▶ _Task details_
Whenever a line in the data holds the string "posts", copy that line.

====== Source data ======

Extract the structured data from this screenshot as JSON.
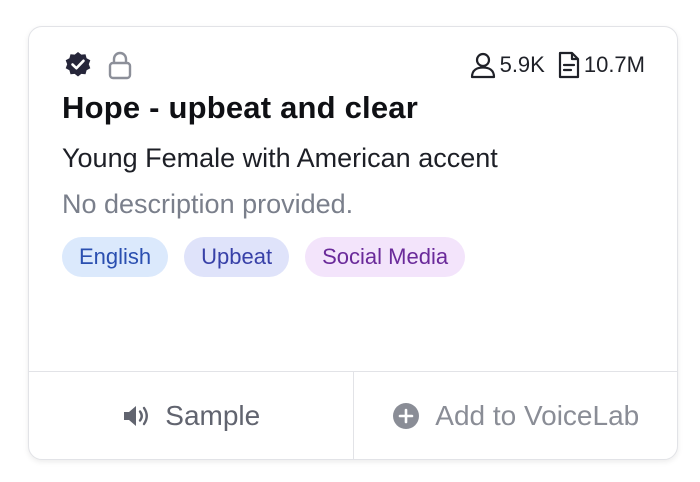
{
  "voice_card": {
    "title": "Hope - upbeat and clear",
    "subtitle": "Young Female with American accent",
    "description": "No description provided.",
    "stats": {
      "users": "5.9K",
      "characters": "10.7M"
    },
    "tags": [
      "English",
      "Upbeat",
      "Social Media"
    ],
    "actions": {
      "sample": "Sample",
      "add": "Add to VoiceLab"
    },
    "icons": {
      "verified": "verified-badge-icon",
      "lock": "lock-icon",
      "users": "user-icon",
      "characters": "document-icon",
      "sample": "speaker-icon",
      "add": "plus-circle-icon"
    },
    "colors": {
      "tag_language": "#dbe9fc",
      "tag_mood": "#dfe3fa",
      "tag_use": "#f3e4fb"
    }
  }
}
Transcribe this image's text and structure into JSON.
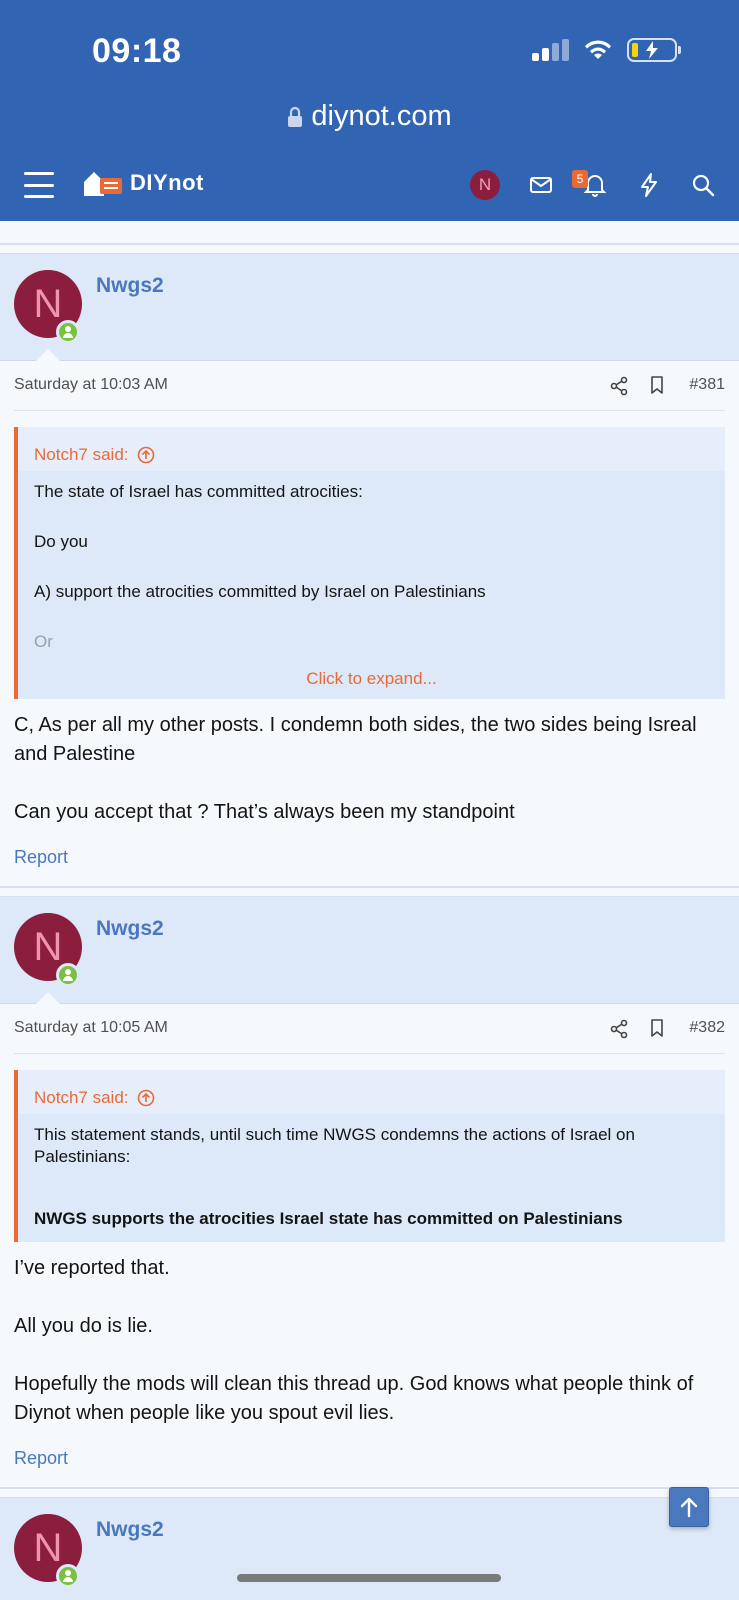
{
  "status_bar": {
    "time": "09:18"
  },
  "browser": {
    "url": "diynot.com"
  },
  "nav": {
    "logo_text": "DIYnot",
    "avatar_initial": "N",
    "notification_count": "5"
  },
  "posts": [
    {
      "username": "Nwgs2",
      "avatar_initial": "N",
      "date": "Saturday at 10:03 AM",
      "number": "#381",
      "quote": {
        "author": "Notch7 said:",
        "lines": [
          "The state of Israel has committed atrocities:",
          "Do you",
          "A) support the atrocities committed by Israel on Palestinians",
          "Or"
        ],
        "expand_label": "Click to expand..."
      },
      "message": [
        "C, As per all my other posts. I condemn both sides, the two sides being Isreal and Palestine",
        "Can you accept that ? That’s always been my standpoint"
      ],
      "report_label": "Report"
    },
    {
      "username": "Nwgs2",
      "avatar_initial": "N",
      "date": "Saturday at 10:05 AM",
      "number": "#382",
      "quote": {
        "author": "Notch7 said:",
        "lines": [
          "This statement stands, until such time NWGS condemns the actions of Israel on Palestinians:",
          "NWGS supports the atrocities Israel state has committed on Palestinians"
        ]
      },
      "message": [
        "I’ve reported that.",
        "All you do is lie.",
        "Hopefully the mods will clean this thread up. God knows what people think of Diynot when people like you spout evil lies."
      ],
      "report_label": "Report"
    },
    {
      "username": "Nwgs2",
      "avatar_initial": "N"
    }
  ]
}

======
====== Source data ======

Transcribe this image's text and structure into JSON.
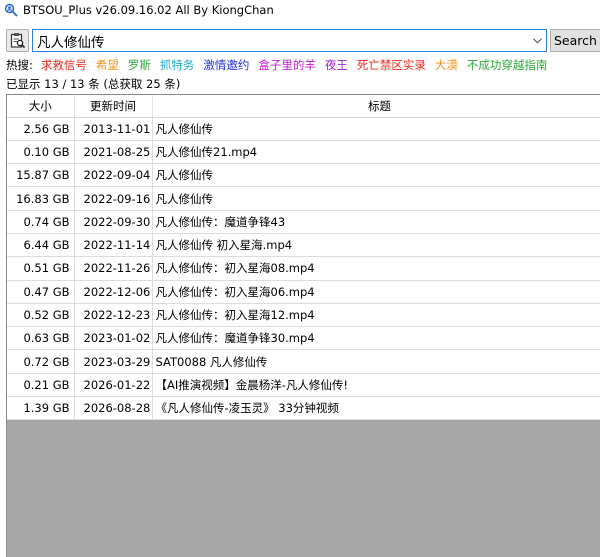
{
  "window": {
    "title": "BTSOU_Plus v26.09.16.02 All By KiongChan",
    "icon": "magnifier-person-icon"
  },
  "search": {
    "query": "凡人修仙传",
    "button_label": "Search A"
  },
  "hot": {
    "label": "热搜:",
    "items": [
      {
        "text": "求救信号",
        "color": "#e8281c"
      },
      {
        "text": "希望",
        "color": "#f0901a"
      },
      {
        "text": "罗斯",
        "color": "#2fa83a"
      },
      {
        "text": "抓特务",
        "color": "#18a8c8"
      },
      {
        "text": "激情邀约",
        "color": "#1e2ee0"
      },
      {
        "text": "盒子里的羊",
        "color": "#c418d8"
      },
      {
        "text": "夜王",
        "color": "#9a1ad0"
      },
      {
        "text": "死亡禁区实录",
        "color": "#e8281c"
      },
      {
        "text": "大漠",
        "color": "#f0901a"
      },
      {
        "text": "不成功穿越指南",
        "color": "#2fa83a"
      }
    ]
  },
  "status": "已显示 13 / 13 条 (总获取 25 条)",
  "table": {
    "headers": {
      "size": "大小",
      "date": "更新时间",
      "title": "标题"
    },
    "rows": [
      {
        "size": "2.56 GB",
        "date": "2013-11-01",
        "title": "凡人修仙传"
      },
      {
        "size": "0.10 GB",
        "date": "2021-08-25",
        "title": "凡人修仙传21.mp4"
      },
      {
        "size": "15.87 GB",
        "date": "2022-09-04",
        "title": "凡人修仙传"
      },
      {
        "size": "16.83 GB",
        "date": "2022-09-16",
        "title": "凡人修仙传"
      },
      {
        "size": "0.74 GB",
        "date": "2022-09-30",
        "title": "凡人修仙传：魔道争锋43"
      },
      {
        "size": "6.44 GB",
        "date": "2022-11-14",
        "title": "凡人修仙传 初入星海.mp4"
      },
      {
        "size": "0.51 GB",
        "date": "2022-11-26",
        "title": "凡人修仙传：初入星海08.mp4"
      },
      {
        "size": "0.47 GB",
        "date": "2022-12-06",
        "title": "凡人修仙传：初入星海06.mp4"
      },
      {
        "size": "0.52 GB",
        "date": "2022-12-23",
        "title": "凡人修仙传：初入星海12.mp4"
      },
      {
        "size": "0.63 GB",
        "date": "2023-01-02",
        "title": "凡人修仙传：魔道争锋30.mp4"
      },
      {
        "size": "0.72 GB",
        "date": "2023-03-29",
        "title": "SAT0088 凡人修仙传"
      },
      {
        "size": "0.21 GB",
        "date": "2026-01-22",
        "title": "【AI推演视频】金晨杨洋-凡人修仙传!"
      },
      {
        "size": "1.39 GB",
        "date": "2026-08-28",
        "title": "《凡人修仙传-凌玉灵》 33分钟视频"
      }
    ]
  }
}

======
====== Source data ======

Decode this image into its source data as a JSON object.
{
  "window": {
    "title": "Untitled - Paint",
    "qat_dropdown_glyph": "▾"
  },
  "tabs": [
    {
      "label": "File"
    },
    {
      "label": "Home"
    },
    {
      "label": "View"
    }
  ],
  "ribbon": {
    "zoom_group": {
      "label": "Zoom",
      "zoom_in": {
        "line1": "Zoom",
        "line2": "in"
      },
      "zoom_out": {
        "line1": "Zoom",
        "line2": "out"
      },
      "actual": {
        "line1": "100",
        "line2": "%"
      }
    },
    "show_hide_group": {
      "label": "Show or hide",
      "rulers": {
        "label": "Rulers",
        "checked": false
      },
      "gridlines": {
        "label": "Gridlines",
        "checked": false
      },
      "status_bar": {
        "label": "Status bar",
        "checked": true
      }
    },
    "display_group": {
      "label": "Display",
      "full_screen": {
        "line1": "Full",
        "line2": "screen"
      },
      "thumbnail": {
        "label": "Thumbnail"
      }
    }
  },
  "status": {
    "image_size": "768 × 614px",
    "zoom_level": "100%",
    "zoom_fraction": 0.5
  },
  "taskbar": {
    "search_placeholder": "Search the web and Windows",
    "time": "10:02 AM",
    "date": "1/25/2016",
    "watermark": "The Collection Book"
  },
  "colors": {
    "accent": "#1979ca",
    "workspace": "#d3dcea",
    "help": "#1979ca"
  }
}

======

▶ _Output of the exercise_
  "posts": [
        "C, As per all my other posts. I condemn both sides, the two sides being Isreal and Palestine",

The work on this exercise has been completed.